“He’s discrediting himself and his profession.”

“Dr Huda somehow tweets 25 hours a day. Someone should do a study.”

“Many will attest to his unprofessional conduct on Twitter. He brings his whole profession into disrepute.”

“Dr Huda’s favourite method, with people he disagrees with, is to demean, belittle and insult them.”

“Dr Huda is one of the most divisive figures on Twitter, he manipulates situations for his own ends, and people fall for it.”

“Why doesn’t President Wendy Burn and the Royal College of Psychiatrists put a stop to this person’s bullying and abusive behaviour?”

“When I was mocked and ridiculed (which you found funny) you talked about antipsychiatrists professionals? What was so funny about someone trivializing what I’m going through?”

“Attacking psychiatric survivors and reform-oriented clinicians on twitter during a pandemic is poor form.”

“Mute, block, ignore: [Dr Huda will do] anything but engage with harmed patients and get real”

“Dr Huda has the full support of his colleagues in psychiatry, on Twitter at least. He causes pain and suffering to patients on Twitter by his behaviour and seems to enjoy it. I fear he must do the same in clinical practice.”

“@SameiHuda time now to all move beyond ‘us and them’ thinking and Be Kind

“Dr Huda never fails to try and score points . . . his spitefulness [during this time of a world-wide pandemic] is astonishing”

“My thoughts are with his poor patients… ”

“You seem to have a lot of time to bully people on Twitter”

“You would hope he treats his patients better than he treats other people on twitter, but I would not bet on it.”

“Dr Huda is always on the defensive and attacking good people”

“Dr Huda, why so angry?”

“Dr Huda is a very angry man and has to take out on patients and professionals alike”
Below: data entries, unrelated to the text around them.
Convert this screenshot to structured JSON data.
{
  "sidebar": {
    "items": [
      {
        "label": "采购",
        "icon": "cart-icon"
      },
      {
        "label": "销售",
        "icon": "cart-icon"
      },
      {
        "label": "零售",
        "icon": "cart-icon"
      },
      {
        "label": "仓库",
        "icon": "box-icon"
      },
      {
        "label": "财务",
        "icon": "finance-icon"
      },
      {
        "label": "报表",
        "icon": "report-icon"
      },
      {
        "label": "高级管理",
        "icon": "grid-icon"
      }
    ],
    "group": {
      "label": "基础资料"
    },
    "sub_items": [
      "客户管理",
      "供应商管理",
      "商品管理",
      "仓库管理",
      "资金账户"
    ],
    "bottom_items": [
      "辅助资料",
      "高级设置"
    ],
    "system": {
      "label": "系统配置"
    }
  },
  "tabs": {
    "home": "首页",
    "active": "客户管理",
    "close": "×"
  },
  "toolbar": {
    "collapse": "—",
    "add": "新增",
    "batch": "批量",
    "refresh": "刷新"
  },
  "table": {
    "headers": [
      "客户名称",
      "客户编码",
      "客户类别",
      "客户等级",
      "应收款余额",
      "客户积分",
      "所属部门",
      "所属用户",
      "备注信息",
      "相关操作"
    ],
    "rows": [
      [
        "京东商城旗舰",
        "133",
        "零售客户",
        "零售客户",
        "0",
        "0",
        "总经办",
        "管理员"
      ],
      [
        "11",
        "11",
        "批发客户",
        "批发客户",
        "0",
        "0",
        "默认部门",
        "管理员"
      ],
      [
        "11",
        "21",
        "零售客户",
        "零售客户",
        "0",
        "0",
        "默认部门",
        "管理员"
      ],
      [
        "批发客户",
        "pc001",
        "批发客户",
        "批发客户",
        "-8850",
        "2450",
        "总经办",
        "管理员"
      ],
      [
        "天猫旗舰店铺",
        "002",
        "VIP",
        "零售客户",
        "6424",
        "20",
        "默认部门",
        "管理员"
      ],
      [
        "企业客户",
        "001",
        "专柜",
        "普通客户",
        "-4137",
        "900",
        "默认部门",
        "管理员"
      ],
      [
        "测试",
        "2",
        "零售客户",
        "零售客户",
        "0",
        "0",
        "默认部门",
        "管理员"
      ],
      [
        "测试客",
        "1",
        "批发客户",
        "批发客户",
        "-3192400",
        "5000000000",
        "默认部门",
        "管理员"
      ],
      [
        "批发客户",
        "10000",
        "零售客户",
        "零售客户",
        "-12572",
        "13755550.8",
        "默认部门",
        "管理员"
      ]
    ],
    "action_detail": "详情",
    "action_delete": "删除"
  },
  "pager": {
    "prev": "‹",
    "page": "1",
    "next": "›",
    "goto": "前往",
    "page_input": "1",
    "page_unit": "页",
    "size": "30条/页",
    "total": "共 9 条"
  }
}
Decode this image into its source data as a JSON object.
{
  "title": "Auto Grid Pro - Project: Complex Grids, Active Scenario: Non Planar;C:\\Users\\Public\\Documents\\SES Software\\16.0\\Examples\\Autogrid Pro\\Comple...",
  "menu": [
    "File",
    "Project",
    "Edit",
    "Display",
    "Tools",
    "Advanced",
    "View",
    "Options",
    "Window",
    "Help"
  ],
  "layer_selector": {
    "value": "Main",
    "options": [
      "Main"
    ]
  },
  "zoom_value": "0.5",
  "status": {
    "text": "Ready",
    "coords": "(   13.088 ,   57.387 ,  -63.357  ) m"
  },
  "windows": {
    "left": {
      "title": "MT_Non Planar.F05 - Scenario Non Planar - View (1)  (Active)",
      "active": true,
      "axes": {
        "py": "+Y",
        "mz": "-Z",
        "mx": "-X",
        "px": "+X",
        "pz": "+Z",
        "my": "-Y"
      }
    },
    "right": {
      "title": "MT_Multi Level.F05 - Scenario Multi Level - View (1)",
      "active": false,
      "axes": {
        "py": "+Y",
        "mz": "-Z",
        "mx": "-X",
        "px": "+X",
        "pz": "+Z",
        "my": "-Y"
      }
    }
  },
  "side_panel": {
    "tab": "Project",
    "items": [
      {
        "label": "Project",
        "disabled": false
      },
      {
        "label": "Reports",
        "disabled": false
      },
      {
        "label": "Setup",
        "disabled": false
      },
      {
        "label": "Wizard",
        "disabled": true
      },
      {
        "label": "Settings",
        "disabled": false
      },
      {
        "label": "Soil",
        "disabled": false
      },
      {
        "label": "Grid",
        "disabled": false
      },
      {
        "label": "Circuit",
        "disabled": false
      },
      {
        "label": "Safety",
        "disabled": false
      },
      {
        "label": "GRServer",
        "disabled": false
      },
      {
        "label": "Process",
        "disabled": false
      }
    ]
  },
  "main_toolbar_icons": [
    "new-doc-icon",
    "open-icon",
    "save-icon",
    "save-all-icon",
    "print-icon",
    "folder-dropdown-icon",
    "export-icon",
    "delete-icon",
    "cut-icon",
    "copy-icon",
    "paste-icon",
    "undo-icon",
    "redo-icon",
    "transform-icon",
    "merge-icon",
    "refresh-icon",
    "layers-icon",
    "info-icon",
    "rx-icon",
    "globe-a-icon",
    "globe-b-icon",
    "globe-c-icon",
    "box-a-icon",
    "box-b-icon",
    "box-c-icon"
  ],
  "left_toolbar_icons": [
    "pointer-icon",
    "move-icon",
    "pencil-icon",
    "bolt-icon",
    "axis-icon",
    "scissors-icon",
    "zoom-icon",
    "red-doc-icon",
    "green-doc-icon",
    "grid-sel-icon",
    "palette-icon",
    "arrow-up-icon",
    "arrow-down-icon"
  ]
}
“He is the angry man of Twitter defensive and lashing out at anyone who crosses his path.”

“Having no valid argument in response, you result in personal insults, how mature of you, I hope your patients are reading your twitter feed.”

“[Dr Huda] you are about the first to ridicule others, to throw insults at them and to mock them. In my opinion you are a prime cyber bully”

“Dr Huda is one nasty consultant. Imagine how his patients are treated? God help them if they dare question anything to do with their health”

“Dr Huda’s online conduct is an embarrassment to his profession”

“With each tweet he builds a case against himself.”

“Months ago I contacted the Royal College of Psychiatrists about this. They’re not professional gate keepers or they’d reprimand/suspend membership for social behaviour [that regularly departs from ‘College Core Values’] ”

“It is clear that the Royal College endorses shameful, bullying behaviour, we conclude that they have very low standards of conduct for their members.”

“Please can someone of authority remind Dr Huda of his online conduct & his responsibilities.”

“Dr Huda personally attacks and denigrates almost anyone who disagrees with him. The implication, then, is that his behaviour is considered responsible and acceptable to the psychiatric establishment.”

“How can psychiatry’s gatekeepers turn a blind eye to this college members’ abusive behaviour towards marginalized demographic?”